(Above) Margherita and Al Atwell
Clear Lake resident sees research done decades ago put into use today
by Marianne Gasaway
You never know when, or how, you might inspire others. Just ask Margherita Atwell.
Today, Marg and her husband, Al, live in the Bayside area on the south side of Clear Lake, but back in the 1960s, Des Moines was home. Al was a Master Sergeant for the U.S. Air Force Recruiting Detachment in Des Moines and Marg was employed outside of the home. Al often promoted furthering education as a benefit of enlisting in the service. Ultimately, he also became the inspiration for his wife to pursue her education.

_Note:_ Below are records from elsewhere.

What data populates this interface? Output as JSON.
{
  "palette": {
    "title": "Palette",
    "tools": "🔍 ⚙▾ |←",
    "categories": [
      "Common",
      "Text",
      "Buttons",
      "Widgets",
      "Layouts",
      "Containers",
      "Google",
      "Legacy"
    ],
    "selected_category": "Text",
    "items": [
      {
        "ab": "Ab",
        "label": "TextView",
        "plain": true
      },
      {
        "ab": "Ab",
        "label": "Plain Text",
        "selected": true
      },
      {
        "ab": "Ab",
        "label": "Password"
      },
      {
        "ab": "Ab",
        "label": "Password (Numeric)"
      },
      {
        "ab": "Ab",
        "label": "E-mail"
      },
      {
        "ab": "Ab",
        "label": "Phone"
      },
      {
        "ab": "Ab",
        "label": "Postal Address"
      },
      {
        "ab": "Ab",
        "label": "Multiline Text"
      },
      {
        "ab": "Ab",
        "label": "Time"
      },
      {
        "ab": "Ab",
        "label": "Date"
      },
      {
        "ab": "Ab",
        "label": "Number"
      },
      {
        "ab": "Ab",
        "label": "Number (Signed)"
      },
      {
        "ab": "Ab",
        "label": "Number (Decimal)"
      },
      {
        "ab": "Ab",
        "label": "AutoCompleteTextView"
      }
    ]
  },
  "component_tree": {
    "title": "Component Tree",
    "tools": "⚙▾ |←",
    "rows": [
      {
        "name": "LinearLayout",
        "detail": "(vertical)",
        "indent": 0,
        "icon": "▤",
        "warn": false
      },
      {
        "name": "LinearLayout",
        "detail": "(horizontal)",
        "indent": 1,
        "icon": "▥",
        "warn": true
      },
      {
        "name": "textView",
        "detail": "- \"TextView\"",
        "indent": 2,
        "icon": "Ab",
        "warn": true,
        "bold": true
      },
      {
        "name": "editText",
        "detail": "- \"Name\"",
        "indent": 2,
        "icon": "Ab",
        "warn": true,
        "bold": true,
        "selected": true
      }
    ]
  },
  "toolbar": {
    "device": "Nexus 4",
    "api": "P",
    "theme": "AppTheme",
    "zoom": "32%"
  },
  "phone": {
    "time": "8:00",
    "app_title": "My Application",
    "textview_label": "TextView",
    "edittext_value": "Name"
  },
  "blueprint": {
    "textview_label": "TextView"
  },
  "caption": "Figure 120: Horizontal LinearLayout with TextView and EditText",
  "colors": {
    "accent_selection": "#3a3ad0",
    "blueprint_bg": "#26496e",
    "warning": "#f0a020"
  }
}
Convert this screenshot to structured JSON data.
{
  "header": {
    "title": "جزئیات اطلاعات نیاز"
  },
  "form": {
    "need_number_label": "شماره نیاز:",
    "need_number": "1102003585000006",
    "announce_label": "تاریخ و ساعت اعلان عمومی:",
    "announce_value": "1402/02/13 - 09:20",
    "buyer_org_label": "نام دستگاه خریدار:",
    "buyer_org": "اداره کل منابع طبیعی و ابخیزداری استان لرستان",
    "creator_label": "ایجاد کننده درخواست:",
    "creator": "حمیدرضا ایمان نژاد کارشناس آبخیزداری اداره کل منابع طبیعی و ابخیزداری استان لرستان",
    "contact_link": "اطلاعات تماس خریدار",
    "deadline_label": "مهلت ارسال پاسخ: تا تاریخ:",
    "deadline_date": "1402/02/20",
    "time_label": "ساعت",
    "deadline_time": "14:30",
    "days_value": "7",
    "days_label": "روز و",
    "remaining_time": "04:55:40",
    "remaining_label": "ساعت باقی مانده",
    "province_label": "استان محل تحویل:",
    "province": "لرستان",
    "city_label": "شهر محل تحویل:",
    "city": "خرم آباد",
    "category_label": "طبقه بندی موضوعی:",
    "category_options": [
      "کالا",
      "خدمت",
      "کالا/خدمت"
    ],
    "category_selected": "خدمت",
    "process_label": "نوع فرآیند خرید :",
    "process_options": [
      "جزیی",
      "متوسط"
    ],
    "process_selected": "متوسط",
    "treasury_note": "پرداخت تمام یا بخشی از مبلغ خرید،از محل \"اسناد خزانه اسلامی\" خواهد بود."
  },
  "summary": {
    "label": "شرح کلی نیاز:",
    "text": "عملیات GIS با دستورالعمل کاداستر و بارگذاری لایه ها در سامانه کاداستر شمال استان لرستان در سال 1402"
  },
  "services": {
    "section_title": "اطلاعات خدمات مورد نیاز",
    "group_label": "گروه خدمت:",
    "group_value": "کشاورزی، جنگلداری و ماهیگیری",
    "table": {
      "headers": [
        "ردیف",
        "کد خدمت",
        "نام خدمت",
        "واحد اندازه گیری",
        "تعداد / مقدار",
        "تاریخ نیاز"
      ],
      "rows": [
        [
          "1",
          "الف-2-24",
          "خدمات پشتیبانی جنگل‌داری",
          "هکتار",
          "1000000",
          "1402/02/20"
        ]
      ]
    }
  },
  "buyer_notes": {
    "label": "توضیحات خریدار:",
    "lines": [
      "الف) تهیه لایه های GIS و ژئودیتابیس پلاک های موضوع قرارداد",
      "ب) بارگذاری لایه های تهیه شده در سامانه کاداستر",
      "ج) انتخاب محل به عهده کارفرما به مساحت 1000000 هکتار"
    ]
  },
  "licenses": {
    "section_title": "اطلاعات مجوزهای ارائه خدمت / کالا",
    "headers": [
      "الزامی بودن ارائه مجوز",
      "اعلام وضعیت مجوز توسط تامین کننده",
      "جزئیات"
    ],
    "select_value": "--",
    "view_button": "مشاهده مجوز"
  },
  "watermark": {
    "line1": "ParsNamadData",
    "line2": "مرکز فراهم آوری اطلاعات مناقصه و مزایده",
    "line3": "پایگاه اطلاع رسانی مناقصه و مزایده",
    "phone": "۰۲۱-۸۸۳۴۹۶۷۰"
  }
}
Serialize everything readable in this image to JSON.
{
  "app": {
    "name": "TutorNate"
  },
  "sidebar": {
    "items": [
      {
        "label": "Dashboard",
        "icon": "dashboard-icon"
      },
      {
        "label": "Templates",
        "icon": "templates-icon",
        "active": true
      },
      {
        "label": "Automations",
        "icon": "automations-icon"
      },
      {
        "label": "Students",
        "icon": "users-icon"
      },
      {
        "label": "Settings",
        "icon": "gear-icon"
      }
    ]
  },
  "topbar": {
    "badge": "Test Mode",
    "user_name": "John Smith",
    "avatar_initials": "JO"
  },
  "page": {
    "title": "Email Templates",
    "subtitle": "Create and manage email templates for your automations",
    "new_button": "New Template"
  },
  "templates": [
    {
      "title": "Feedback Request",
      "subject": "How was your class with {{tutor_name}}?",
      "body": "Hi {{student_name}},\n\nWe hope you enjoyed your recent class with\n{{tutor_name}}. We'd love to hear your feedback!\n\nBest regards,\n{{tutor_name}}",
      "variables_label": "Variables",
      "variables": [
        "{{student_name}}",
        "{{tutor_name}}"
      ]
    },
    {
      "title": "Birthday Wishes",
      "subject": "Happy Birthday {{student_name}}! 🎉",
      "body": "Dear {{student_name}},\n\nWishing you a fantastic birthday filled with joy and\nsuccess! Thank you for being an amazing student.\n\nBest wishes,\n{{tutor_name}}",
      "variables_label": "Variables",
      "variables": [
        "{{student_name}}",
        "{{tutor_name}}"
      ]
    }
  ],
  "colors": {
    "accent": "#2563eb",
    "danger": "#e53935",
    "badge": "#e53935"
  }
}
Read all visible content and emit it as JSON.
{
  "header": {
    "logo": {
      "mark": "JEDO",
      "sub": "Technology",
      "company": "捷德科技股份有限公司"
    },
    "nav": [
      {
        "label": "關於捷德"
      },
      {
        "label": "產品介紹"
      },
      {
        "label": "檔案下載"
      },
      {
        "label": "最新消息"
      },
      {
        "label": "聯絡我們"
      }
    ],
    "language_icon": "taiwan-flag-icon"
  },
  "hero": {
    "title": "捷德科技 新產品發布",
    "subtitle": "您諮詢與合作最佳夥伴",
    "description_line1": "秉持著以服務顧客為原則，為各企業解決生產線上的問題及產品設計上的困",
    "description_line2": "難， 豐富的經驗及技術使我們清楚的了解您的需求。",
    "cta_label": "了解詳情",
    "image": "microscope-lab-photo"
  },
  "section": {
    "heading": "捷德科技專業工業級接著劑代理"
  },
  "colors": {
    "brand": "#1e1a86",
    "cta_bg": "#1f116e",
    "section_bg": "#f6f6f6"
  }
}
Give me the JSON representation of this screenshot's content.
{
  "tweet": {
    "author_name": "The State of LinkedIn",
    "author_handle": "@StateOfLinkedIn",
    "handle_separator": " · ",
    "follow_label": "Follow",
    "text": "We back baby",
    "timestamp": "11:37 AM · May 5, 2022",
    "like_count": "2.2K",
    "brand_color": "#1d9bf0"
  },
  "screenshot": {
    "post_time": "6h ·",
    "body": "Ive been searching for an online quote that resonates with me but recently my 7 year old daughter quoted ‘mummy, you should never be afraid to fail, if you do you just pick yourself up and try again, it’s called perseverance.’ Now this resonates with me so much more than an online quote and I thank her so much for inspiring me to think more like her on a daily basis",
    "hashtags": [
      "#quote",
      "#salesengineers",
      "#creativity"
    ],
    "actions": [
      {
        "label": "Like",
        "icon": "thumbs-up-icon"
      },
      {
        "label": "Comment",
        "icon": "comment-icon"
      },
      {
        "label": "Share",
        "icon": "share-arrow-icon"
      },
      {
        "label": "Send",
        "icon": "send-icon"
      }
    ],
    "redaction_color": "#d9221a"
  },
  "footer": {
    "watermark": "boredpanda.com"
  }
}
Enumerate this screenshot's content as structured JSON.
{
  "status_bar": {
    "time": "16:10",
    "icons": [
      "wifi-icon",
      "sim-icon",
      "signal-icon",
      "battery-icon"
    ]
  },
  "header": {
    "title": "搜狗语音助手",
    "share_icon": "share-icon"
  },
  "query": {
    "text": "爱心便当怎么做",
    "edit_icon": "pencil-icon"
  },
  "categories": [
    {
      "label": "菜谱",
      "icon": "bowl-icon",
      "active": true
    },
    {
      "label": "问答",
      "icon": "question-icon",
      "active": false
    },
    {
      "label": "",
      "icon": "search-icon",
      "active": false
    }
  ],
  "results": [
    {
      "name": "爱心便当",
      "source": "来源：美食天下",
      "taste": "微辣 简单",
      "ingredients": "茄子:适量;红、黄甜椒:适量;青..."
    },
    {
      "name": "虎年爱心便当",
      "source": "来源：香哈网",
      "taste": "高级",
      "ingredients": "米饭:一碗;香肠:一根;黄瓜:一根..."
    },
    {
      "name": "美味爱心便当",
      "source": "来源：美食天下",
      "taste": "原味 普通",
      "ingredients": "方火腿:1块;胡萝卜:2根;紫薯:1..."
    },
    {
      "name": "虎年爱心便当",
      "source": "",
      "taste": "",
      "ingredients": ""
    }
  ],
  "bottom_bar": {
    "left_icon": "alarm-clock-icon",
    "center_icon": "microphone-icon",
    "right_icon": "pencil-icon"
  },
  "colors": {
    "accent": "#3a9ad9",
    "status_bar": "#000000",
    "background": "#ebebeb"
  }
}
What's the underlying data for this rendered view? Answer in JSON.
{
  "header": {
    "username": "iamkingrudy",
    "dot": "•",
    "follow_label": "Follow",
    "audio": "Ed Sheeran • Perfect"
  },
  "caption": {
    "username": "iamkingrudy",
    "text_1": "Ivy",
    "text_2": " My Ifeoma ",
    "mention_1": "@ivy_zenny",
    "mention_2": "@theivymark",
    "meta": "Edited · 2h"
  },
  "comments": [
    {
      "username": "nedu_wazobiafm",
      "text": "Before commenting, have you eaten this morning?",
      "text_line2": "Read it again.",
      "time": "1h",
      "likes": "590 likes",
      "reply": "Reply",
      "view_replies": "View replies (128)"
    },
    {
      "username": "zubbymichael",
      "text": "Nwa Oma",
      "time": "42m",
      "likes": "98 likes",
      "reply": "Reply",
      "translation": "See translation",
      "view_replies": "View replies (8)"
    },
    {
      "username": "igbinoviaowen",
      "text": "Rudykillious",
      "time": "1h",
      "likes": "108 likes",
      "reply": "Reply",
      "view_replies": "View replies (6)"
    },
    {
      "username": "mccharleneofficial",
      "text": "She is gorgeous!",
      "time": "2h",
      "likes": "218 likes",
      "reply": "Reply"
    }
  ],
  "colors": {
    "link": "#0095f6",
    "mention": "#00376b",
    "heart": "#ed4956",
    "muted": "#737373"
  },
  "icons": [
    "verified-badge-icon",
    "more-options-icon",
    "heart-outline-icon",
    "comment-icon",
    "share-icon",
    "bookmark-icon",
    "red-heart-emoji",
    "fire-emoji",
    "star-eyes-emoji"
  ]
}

Marg said she was a bit reluctant to enroll, but with Al’s support— and his offer to also sign up for classes too, the pair became students at Drake University. A successful undergraduate experience sparked even more study for Marg. Her college advisor pushed for her to consider graduate studies, and with Al’s continued strong support, she embarked on the quest for a graduate degree in psychology.
The idea for Marg’s thesis was born of real life experience.
“Fear of the unknown has always motivated man to search for understanding,” she wrote in the summation of her thesis. “For centuries, man attributed an epileptic attack to an omen, an evil curse which overpowered the victim… Today man fears sudden death and many theories attempt to explain it.”
Al’s first wife died suddenly at age 32 and the autopsy offered no clear conclusion as to the cause. She had begun having epileptic seizures with no known record of disease or accident. Her medical history had included several complete physical exams and no irregularities were found. After her death, which was witnessed by her physician, doctors could not explain, or fully understand, the seizures or her death.
“As I read the autopsy, I just thought ‘that can’t be right,’” said Marg. “That’s how the idea for the thesis evolved,” explained Marg. “I wanted to look for answers.”
The problem identified in her 1974 thesis was “to ascertain whether epileptic seizures develop as a result of a laboratory produced lesion of the nodes ganglia of the vagus nerve, to condition to inhibition of seizures, and to theorize on sudden death.”
For her study, Marg would need 11 Squirrel monkeys and would surgically implant them with depth electrodes. She was required to obtain and pay for the monkeys herself, as well as find a location where she could keep them and conduct her studies. Cages with feeders and bottle holders, a restraining chair, wall board heater, humidifier and electrodes to perform the research, valued at more than $3,000 were also Marg’s responsibility to purchase. The monkeys were shipped from Peru by an import company in New York. Two of the 11 died in transit, leaving nine for the study.
The couple built the cages and were fortunate to be able to house the study in a space available in the lower level of the Veterans AdministrationTo read more of this article, please login or sign up for our E-Edition